  4. Handling of patent logs, i.e. reading and streaming.
  5. Markings on a hand lead line, taking sounding with head lead line and repoting depth and nature of bottom.
  6. Understanding helm order and repeating back order to confirm understood and reporting again when wheel rudder activated.
  7. Making to anchor cables, arrangement of lug less joining shackles, bitter end release arrangement, swivel pieces.
  8. The use of firefighting and lifesaving appliances parred on board a merchant ship.
  9. The normal stowage position of LSA & FFA and symbols used to show location.
  10. Ventilation shut off and remote quick closing valve system.
  11. Location of emergency alarms.
  12. Rigging of a stage, bosun chair and pilot ladder including precautions taken prior and during use.
  13. Rigging of derricks, precaution in rigging, schooner guys and preventer guys.
  14. Operations and precautions to be applied when using winches for mooring and cargo operations.
  15. Crane operation.
  16. Knots, hitches and bends in common used on merchant ships including their appropriate application.
  17. Clove hitch, bowline, timber hitch, double clove hitch, reef knot, sheet bend, seep shank, double turn and two Half hitches.
  18. Seizing the ends of a fiber rope and wire rope and wire rope.
  19. The use of marline spike.
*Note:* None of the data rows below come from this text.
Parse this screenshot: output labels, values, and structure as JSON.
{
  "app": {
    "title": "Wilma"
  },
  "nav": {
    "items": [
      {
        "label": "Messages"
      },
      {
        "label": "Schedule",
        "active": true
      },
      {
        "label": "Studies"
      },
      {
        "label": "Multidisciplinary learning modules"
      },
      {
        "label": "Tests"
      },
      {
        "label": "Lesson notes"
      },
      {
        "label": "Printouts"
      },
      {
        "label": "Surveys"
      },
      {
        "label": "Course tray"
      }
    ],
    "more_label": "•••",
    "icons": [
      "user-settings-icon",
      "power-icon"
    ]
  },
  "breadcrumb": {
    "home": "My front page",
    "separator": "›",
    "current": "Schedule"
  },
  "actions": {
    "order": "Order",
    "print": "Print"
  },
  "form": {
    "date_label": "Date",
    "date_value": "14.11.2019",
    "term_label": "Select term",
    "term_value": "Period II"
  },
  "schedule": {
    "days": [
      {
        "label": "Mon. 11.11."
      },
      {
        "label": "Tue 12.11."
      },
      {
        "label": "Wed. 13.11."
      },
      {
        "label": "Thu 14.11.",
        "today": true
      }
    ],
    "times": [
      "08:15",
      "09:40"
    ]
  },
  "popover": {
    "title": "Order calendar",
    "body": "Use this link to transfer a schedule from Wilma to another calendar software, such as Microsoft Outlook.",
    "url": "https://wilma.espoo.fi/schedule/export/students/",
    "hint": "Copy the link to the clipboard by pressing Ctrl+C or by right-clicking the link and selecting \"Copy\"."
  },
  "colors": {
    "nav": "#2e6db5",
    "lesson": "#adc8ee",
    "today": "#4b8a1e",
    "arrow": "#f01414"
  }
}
Palm and needle whipping rope stopper types, wire stoppers and chain stoppers including carpenter stoppers.
  20. Rope-work and splicing for fiber rope and wire rope.
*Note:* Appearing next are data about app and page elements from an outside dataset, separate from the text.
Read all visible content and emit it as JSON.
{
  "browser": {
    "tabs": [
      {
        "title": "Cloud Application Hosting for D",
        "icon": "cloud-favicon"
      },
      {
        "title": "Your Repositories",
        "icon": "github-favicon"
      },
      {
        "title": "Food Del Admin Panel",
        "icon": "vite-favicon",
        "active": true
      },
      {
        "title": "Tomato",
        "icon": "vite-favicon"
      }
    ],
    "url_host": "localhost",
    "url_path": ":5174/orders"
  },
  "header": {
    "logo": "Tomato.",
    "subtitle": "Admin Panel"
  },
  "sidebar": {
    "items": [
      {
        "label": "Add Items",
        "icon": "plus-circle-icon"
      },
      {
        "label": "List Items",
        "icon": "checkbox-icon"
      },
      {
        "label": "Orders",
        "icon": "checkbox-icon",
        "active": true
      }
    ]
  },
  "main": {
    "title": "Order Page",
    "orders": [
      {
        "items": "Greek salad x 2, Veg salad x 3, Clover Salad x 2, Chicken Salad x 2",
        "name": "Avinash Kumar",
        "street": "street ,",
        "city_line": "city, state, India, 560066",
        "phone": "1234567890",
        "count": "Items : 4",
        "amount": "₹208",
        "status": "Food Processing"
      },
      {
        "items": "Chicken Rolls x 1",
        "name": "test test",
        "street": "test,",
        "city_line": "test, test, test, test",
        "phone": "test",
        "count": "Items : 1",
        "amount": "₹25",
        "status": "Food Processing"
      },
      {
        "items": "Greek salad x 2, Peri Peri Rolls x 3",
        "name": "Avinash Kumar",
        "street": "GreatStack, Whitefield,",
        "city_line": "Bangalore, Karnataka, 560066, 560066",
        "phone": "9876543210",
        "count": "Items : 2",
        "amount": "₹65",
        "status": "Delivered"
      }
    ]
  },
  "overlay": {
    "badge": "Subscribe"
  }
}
  21. The use of eye-splice, short splice and back splice, thimbles and its types.
  22. Care and maintenance of fiber and wire ropes.
  23. Deck maintenance tools and equipment commonly used for painting, chipping, greasing and rigging.
  24. Planned maintains schedule and record keeping.
  25. The role of ratings in bridge team management.
  26. Understanding of rest provisions as per STCW-95.
  27. Understanding performance criteria and preparation for evaluation on board as well as by port state control.
  28. Hatch covers and tank lid operations including precautions to be observed.
  29. Maintenance requirement and procedure.
  30. Basic understanding of the ISM Code, Shipboard common Language and communication system.

Combination of classroom lecture-presentation and discussion reinforced with case studies.


The course is mandatory for all Deck officers prior issue of Class-3 Deck.


A certificate of course completion shall be issued to those who shall satisfactorily fulfill the course requirements. Certificate of Proficiency is issued by the Department of Shipping on completion of an oral test.